# Your task
Number of lines with "menu" in the data: give that figure by itself.

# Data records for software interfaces
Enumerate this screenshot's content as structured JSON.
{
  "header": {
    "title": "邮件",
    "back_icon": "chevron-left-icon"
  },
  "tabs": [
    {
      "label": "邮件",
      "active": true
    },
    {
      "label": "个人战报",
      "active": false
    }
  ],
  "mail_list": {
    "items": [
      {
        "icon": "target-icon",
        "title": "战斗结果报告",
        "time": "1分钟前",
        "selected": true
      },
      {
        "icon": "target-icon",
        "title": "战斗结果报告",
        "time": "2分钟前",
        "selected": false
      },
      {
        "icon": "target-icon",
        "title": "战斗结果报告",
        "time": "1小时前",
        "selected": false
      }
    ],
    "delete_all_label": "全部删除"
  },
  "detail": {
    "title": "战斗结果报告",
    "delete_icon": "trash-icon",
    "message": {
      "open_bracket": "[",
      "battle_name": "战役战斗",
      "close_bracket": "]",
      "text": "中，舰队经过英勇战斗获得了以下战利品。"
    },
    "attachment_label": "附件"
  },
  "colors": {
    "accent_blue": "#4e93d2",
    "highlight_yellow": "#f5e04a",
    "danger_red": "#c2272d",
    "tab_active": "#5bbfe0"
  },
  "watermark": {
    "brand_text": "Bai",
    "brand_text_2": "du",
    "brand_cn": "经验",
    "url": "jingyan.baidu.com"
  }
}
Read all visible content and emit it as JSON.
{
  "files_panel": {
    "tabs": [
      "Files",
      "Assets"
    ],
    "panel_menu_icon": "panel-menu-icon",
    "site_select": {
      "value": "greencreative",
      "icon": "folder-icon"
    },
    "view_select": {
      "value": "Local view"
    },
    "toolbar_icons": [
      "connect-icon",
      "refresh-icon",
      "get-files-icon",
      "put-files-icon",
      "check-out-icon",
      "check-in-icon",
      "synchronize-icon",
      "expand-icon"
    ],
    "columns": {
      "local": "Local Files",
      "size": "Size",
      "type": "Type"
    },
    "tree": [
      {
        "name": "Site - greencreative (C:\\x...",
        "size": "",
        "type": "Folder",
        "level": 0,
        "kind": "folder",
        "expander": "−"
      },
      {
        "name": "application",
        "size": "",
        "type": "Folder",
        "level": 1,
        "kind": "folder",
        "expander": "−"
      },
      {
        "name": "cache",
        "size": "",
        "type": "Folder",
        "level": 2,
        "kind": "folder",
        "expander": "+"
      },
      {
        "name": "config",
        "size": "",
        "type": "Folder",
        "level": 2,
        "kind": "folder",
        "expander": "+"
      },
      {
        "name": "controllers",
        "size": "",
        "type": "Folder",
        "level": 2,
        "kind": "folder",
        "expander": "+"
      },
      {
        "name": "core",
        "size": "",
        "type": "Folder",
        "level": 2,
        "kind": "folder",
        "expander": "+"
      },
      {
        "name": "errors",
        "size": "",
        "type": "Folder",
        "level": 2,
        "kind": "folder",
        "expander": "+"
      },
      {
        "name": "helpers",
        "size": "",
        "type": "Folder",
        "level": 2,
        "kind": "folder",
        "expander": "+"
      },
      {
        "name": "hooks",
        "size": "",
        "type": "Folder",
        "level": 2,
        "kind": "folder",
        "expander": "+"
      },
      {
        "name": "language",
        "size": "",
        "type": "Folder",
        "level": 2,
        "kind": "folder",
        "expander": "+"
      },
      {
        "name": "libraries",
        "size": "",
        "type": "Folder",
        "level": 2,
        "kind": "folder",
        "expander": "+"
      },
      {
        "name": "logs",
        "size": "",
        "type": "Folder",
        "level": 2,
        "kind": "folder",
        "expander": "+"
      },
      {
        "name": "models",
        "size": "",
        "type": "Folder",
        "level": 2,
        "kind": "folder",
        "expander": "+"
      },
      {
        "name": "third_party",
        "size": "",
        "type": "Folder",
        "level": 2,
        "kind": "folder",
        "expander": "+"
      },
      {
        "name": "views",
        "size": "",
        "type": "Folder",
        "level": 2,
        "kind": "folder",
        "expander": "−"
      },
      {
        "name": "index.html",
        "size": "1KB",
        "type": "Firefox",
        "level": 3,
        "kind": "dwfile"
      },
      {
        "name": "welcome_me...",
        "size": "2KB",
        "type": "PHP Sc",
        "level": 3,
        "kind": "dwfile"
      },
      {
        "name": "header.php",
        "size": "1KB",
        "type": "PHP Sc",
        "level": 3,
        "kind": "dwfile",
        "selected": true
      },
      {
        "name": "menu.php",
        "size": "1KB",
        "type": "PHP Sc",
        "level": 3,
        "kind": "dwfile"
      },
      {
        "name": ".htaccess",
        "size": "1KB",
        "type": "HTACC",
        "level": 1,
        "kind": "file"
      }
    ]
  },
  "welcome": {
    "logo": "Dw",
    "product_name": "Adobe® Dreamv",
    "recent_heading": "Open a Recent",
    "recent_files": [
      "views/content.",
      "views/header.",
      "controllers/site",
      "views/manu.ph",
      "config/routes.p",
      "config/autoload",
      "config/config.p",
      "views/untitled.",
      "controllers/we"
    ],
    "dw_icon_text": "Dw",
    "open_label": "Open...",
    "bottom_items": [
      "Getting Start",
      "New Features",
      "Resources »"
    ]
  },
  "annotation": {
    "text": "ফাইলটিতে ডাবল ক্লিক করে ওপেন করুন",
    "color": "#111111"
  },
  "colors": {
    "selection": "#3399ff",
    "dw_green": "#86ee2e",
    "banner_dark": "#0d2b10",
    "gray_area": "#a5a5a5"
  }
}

# Answer to the problem
2